- Seventy-five percent of the tax increment generated by the redevelopment stays in the local area. Want a new library, new parks, a new school, whatever, here is the source of money to implement community wishes. Existing residents can clearly see “What’s in it for me?” They benefit from the increased density if they decide to stay in the community.
- People within the designated town centers are selling their modest fifty-year old houses for up to $3 million. And many of those residents are purchasing new luxury condos in the new towers. With money left over, I would hazard. Others just “take the money and run.” Billboards showing property boundaries announce “Land Assembly in Process.” People fight to get in the “take area.” It truly is “winning the lottery” whether you choose a new condo in the community or move elsewhere.
This all demonstrates to me that when rational people can clearly see their enlightened self-interest, whether they are staying in an improved neighborhood or cashing out, change can be attractive. And it also demonstrates the virtues of long range planning and certainty. It’s clear in Vancouver that planning is the way to manage change, not just a way to prevent change, as is so often the case here.
A fourth factor that no one mentioned at this conference, but has been pointed out on past planning trips to Canada, is that Canadians and Canadian culture have some characteristics that are fundamentally different from the U. S. “You had to go to war with England to establish your country” I have been told, “and we didn’t; we worked it out.” Working it out” seems to be a common Canadian characteristic.
This difference can also be seen in the founding documents of each country. The 1776 United States Declaration of Independence enshrines “Life, Liberty and the pursuit of Happiness” as the legitimate objects of legislative powers conferred by statute. In contrast, the 1867 Constitution Act enacted by the Imperial Parliament, describing the principles on which Canada’s confederation took place, defines the principles under which the Canadian Parliament should legislate as “peace, order, and good government.”
Tell me the last time you were at the Planning Commission witnessing your neighbors discussing a development proposal, and any one of the words “peace” or “order” or “good government” came to mind. How about never?
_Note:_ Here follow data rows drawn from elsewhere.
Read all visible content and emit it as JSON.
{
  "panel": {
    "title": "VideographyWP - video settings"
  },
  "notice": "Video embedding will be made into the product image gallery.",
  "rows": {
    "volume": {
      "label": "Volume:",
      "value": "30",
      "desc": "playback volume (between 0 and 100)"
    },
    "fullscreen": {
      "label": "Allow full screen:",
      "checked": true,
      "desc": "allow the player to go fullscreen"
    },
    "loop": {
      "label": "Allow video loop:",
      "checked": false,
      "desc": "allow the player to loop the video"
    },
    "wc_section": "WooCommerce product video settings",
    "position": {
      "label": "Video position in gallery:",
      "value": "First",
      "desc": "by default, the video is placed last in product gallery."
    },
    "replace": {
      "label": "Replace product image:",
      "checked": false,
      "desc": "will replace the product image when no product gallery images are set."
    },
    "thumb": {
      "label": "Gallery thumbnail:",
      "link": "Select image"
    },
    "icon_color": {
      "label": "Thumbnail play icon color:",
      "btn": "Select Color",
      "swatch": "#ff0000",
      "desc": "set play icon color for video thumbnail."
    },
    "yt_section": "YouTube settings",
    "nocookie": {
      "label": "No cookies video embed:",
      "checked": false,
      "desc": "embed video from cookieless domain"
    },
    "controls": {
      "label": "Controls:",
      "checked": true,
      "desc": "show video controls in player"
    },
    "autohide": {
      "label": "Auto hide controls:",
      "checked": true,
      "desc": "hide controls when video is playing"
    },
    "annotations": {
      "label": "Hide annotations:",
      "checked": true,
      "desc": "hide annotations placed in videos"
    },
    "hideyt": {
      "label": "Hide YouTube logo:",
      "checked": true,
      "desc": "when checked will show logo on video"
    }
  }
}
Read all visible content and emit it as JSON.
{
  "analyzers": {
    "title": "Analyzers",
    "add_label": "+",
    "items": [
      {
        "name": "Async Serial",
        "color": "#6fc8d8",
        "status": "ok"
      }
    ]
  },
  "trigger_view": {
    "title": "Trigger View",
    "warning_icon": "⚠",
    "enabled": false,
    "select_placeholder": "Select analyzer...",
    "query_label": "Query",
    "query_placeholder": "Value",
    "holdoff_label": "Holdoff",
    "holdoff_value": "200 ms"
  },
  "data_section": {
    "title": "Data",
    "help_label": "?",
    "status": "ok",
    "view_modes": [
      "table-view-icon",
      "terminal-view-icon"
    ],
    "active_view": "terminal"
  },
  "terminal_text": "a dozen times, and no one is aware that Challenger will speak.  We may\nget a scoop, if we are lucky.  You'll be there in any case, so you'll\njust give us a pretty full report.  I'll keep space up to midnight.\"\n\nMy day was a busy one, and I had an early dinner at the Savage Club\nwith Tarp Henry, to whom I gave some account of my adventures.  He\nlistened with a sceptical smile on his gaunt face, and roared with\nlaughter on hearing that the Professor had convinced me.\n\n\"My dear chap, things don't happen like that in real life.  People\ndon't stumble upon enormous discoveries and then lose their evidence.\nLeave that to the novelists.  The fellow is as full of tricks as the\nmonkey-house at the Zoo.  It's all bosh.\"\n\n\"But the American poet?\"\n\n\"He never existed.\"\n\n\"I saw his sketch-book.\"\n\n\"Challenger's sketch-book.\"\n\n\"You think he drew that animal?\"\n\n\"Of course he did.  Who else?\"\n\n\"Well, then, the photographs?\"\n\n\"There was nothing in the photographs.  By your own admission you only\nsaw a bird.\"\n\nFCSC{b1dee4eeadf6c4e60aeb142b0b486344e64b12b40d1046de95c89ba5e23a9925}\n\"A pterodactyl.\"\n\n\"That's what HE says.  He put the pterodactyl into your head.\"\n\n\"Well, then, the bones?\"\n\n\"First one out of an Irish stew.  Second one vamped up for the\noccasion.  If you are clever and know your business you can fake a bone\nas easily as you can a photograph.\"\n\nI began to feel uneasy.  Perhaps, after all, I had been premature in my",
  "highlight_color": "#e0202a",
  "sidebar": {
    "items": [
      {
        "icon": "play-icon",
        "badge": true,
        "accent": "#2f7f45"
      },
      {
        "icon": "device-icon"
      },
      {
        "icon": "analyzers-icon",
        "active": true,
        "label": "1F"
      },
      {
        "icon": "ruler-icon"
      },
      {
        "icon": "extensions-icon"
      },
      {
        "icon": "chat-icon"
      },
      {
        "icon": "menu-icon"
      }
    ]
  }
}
Aerial photo showing Narrows bridge and Burnaby British Columbia Canada by Rob Hurson, from Flickr Creative Commons, (compressed for web use)
All other photos by Jim Chappell, author